Both benzoyl peroxide and retinol are known as topical treatments for acne.
Benzoyl peroxide (BP) is a powerful bactericide that can eradicate the overgrowth of acne bacteria. But what makes it useful for blackheads and whiteheads is its keratolytic properties.
The same properties can also be found from retinol, a derivative of vitamin A.
Keratolytic properties make it possible for BP and retinol to break down the outer layers of the skin . This helps in reducing the thickness of comedones.
Like exfoliants, BP and retinol can also be drying. So, again, make sure you have a moisturizer in your routine.
Blackheads vs Whiteheads: How can you prevent them?
Apart from doing the steps above, here are tips you can follow to avoid blackheads and whiteheads:
- Choose oil-free and non-pore clogging skin care and cosmetic products. These types of products can help you keep your pores clean.
- Don’t sleep with makeup on. The remaining foundation, blush, and powders will find their way into your pores and mix with your sebum—a one way trip to breakout city.
- Don’t touch your face throughout the day. Our hands touch so much throughout the day, including dirt and bacteria that can wreak havoc on our skin.
- Keep hair off your face. When your hair touches your face, pore-clogging ingredients from hair care products can transfer to your skin.
- Resist popping and picking at your pimples. It can seem so satisfying to squeeze out the clogs. But that will only damage your skin. You might even end up pushing the clog deeper into your pores.

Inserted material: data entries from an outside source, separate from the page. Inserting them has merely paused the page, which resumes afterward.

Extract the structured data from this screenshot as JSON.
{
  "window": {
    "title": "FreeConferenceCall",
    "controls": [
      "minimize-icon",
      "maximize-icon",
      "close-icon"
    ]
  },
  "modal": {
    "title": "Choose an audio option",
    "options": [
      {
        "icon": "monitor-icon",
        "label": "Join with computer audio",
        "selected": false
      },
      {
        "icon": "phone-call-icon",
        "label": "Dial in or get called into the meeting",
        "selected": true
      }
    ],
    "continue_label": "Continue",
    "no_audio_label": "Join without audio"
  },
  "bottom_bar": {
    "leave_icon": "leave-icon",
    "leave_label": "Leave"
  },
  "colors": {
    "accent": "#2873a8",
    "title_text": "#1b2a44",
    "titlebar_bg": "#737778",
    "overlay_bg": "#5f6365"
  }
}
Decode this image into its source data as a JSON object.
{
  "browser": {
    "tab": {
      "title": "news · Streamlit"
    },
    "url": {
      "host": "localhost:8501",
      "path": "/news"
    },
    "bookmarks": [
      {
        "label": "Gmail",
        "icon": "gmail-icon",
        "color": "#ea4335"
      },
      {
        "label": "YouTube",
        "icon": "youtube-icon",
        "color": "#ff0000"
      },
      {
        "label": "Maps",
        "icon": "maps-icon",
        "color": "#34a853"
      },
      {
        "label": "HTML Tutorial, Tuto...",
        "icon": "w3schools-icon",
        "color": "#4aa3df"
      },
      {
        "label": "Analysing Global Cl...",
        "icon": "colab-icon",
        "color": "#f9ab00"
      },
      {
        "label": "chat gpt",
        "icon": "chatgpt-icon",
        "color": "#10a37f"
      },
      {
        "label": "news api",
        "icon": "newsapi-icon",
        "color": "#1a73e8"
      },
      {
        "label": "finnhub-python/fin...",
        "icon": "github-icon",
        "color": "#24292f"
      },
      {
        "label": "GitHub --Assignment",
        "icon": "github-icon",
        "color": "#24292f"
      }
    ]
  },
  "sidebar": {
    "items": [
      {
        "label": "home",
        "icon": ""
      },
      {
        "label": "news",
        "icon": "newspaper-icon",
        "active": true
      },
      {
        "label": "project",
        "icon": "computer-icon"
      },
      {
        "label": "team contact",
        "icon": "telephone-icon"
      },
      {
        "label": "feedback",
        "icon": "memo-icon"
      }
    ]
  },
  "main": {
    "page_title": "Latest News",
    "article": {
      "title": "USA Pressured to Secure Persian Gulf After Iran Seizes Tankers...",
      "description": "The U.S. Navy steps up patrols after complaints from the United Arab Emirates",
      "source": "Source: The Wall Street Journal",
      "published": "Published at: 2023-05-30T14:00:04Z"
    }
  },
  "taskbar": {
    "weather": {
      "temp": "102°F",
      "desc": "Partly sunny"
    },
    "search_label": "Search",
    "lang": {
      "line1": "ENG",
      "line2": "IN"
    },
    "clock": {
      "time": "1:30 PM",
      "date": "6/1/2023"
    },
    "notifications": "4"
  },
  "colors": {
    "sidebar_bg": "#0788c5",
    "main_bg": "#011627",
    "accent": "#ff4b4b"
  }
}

I hope this helps you deal with those pesky blackheads and whiteheads!